Aoife Hardesty looks at how UCD is changing to become more welcoming for its trans community.
2015 was a landmark year for LGBT rights in Ireland. The Marriage Equality referendum passed with a resounding “Yes” vote from the people of our country and people marched in celebration and with great excitement for the future.
The Gender Recognition bill also passed through the houses of the Oireachtas in 2015 and was signed into law. The bill enables an individual to be recognised by the government as a different gender from the one on their birth certificate and documents.
Like a passport, the individual fills out a document, supplies supporting documentation, and can then be issued a Gender Recognition Certificate which can be used to request a new birth certificate/passport etc. with the correct gender marker.
The bill didn’t garner the same volume of attention from the non-LGBT community of our country, and may have passed many people by, but it nonetheless changed the lives of transgender people in our country.
Laoise Fitzpatrick, a UCD Physics student, and former committee member of ITSA (Irish Trans Students’ Alliance, an informal support group for Irish trans youth between 18 and 30 years old) describes the importance of having your gender recognised.
“Gender recognition is, at its most basic, the acceptance of someone for who they really are. People define themselves in the way they dress and act and talk about themselves, and gender is just one way we talk about ourselves” she said.
Fitzpatrick believes the UCD community is generally very trans-positive. People seem to be willing and accepting of using people’s preferred name and pronouns (eg. he/him, she/her, they/them) and Fitzpatrick says she has walked around campus in feminine clothing and makeup and endured no harassment.
“TCD were one of the first to have a gender policy in place but UCD are doing better, we want our policy to be a document that can evolve with the times.”
And UCD is becoming even more accepting of trans people now, with a gender recognition policy currently being drafted that will enable students to have their preferred gender on official university documents.
Auditor of the LGBTQ+ society, Philip Weldon, describes the current process in place for officially changing gender in UCD documents as “jumping through hoops”. “It’s overly complicated and unnecessary and also invasive and it’s kind of archaic” he continued.

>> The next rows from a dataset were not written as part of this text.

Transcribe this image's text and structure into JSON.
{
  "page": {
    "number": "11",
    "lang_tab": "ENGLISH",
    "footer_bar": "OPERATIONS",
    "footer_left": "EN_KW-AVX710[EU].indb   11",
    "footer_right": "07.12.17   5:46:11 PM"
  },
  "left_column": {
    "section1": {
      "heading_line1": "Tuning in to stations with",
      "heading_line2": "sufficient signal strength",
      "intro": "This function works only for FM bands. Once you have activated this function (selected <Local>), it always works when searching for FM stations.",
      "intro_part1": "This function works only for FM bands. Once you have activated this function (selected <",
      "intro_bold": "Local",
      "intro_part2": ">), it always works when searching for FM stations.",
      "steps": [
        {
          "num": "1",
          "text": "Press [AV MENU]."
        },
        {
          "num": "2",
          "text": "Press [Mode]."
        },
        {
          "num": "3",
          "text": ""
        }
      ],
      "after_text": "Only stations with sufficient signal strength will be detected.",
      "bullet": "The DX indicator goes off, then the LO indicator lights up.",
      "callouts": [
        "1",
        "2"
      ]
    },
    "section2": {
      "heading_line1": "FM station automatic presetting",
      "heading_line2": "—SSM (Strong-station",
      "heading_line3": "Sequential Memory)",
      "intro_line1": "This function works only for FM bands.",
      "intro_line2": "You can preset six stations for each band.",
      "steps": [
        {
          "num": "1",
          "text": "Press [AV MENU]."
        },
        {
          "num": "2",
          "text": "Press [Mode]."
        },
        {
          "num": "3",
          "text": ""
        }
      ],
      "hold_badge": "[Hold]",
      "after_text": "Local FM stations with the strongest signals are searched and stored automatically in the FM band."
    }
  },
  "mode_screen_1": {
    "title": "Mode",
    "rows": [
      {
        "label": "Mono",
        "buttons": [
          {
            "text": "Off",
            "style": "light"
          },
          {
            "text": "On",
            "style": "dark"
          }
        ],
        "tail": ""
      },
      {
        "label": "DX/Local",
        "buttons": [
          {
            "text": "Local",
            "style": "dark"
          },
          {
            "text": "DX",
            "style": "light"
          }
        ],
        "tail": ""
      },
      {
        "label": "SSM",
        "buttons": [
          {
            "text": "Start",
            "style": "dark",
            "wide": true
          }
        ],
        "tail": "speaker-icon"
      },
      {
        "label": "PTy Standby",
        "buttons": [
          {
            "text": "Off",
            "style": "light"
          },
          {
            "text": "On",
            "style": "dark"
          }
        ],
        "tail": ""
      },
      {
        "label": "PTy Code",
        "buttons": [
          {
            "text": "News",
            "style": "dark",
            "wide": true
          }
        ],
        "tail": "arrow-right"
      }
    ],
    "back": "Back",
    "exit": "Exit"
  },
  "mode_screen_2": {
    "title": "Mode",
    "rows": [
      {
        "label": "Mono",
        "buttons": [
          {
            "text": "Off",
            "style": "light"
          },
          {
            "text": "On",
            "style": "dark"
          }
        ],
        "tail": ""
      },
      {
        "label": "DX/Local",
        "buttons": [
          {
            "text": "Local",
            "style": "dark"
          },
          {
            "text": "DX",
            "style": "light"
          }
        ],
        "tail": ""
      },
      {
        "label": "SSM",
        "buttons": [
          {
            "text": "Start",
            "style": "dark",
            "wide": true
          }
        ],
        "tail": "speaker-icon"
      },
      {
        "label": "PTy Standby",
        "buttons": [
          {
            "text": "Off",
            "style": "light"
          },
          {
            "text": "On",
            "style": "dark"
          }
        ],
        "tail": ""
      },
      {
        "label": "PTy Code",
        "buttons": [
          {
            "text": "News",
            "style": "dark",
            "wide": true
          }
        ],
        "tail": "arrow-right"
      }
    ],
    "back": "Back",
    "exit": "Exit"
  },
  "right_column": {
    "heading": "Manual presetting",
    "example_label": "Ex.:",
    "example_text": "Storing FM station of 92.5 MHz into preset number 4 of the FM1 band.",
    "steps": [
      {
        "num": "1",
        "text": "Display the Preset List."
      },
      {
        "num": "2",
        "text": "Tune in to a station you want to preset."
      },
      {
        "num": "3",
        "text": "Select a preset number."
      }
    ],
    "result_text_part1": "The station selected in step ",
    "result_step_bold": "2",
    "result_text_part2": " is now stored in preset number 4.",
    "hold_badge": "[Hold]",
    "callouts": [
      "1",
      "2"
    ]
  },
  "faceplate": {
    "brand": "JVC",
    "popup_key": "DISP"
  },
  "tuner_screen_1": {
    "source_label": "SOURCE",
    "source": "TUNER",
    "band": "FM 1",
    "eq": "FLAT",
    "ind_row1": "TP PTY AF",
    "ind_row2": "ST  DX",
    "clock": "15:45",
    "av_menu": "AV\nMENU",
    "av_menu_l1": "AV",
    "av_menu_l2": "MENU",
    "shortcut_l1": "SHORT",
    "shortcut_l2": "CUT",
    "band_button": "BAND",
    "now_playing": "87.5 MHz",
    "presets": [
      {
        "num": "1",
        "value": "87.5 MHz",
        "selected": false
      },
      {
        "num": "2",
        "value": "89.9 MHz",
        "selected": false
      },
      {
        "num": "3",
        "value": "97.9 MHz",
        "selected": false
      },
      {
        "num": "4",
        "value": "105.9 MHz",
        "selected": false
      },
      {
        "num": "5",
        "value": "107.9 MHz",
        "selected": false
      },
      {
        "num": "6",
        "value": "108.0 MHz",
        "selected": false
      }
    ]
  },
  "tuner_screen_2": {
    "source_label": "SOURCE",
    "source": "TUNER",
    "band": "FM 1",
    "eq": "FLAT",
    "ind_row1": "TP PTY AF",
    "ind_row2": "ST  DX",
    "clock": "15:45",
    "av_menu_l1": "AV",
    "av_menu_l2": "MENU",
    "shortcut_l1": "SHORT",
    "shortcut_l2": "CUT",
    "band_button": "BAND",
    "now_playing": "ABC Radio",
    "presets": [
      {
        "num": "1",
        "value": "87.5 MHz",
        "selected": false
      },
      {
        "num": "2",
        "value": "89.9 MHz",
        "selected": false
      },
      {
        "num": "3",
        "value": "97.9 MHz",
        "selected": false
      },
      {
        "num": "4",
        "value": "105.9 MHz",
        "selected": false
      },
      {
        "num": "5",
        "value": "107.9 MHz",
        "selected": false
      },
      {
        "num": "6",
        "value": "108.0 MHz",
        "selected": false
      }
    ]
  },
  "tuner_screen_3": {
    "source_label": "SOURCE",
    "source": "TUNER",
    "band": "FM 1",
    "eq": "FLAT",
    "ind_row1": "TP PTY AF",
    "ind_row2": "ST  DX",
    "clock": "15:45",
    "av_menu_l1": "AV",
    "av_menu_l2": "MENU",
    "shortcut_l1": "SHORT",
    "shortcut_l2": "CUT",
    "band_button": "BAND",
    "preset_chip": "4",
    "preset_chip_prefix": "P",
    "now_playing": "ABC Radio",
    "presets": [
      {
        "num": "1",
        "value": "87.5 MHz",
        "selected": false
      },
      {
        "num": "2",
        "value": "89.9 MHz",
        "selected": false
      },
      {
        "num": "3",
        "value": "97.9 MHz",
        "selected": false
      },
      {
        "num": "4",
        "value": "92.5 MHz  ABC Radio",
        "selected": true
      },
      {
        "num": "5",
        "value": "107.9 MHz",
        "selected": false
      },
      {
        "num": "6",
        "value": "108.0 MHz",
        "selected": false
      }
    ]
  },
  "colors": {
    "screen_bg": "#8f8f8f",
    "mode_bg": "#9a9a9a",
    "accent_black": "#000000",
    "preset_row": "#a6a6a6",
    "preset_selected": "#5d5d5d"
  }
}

But “it’s going to get better” when the policy is in place.
Weldon was confident that the drafted policy would be a positive one for the UCD trans community “I had a look at a draft of the policy before Christmas it seems to be pretty solid, the group wants to make it a document that can change with the times, it’s not going to be stagnant and out of date in two or three years.”
“TCD were one of the first to have a gender policy in place but UCD are doing better, we want our policy to be a document that can evolve with the times” continued Weldon.
An area lacking in our country’s gender recognition bill is the recognition of non-binary individuals, people who do not identify as male or female. Weldon hopes UCD’s gender policy will allow for non-binary recognition.
“We want everyone to feel welcome in university” said Weldon. With a policy coming in, UCD is becoming a more welcoming place for trans people, however the lack of gender-neutral bathrooms on campus remains an issue.
“Most people, trans or not, would feel uncomfortable using a bathroom which is signposted as being for a different gender.”
When it comes to going to the bathroom, Fitzpatrick says “people just want to use a bathroom where they feel safe and comfortable.” She explains why bathrooms are such a hot topic for trans people: “Trans people spend so much of our lives trying to conform to labels which do not fit us, and so after coming out it can be a huge mental or emotional blow to have to use facilities which do not reflect your gender. Most people, trans or not, would feel uncomfortable using a bathroom which is signposted as being for a different gender, so people should just be left to pee where they feel most comfortable.”
But here again, UCD is trying to make improvements. Weldon received word that “before Christmas, Buildings and Services had done an audit of buildings on campus and this time in comparison to the last time has been overwhelmingly positive. I do believe that they are in the process of identifying which bathrooms can now be changed”.
The current system in UCD is not perfect, but change is coming, change that will make UCD a place where more people feel safe and accepted, and free to be who they are.